The hike into this canyon began along the upper edge of one of the giant alluvial fans that spread out into the valley from the lower ends of almost all canyons at the base of the desert mountain ranges. We hiked across to a wash, dropped in, and headed up into the canyon, replacing the expansive views of the giant valley with the constrained and intimate views of the interior of the canyon. In a few spots this canyon became quite narrow — never close to a squeeze, but narrow enough that we could not see beyond the next bend.
These remarkable pinnacles stand just off to the side of a route I often use to get to Death Valley National Park, and that’s where I was reading on this day back in March. The pinnacles are just outside of their namesake town of Trona, a rather isolated and seemingly decaying old town whose main business seems to be extracting minerals from the playa holding Searles Lake. A drive through the town reveals that it is still alive, but that it is suffering the malady of so many isolated desert towns depending on extraction industries, namely an eventual decline. There are many buildings that have clearly just been abandoned.
The pinnacles are visible a few miles away from Trona, out in the valley just south of the lack. They appear as a long row of huge, tooth-like formations. I understand that they are ancient tufa formations, related to but much larger than the similar formations in some other well-known California locations. I have been contemplating photographing them for years, and from time to time I stop and drive out there. The main challenge has always been the lighting, and every time I’ve been there the light has been the stark, clear sky light of desert day, which is not always conducive to photography. This time that light was softened a bit but a few high clouds and some haze, and as we explored the pinnacles I saw this juxtaposition of near and far towers.
Morning light on sand dunes and rugged mountains, Death Valley National Park
On our final morning in Death Valley this past March I got up before dawn one more time, loaded some gear in the car, and drove a short distance to a place from which I had decided I wanted to access sand dunes. I had been in the same area a few days earlier, and on that visit I spotted a likely looking area not far away — and that was my target this time as I walked alone across the quiet playa in pre-dawn light.

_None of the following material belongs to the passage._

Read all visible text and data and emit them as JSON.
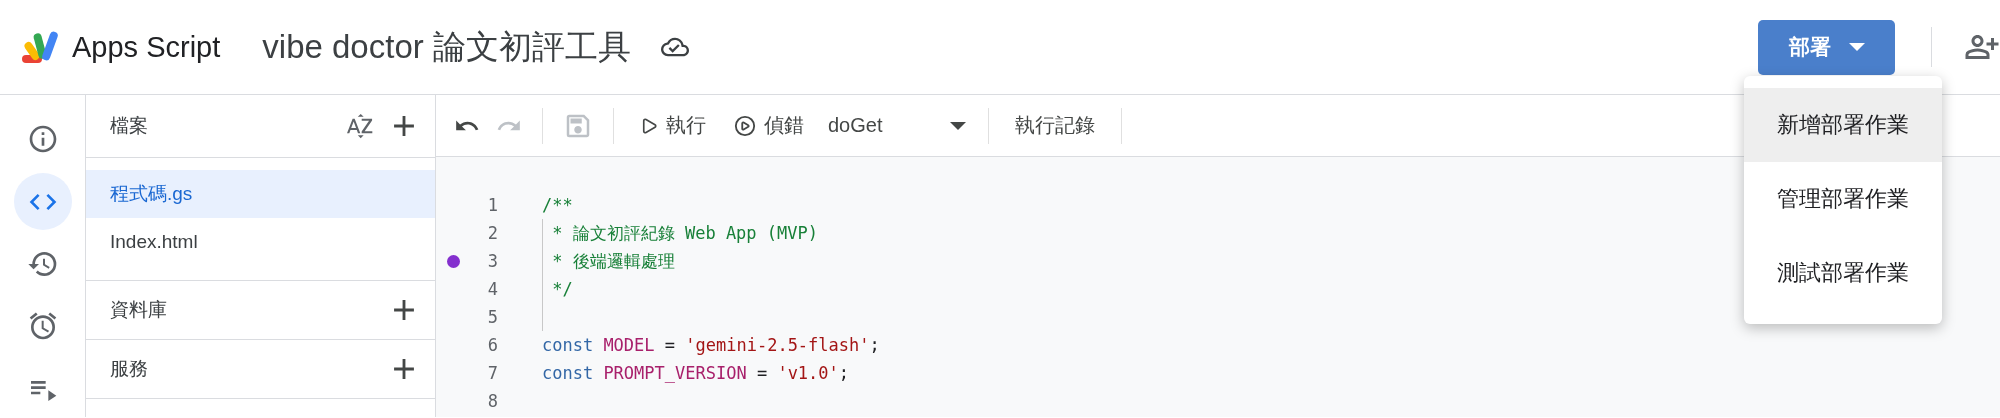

Out here the light arrives with surprising suddenness, despite the hints that it is coming, seen in light on peaks to the west and far up the valley. Silently the first light skims across dune tops, and within seconds the soft light is replaced by brighter highlights and darker shadows. Here I looked east across low dunes toward mountains along the eastern side of the valley at the base of the Amargosa Range. The morning haze and shadows on the mountains muted the their details. I photographed here for a few more minutes before packing and walking back to my vehicle, and within an hour we were on our way out of the park.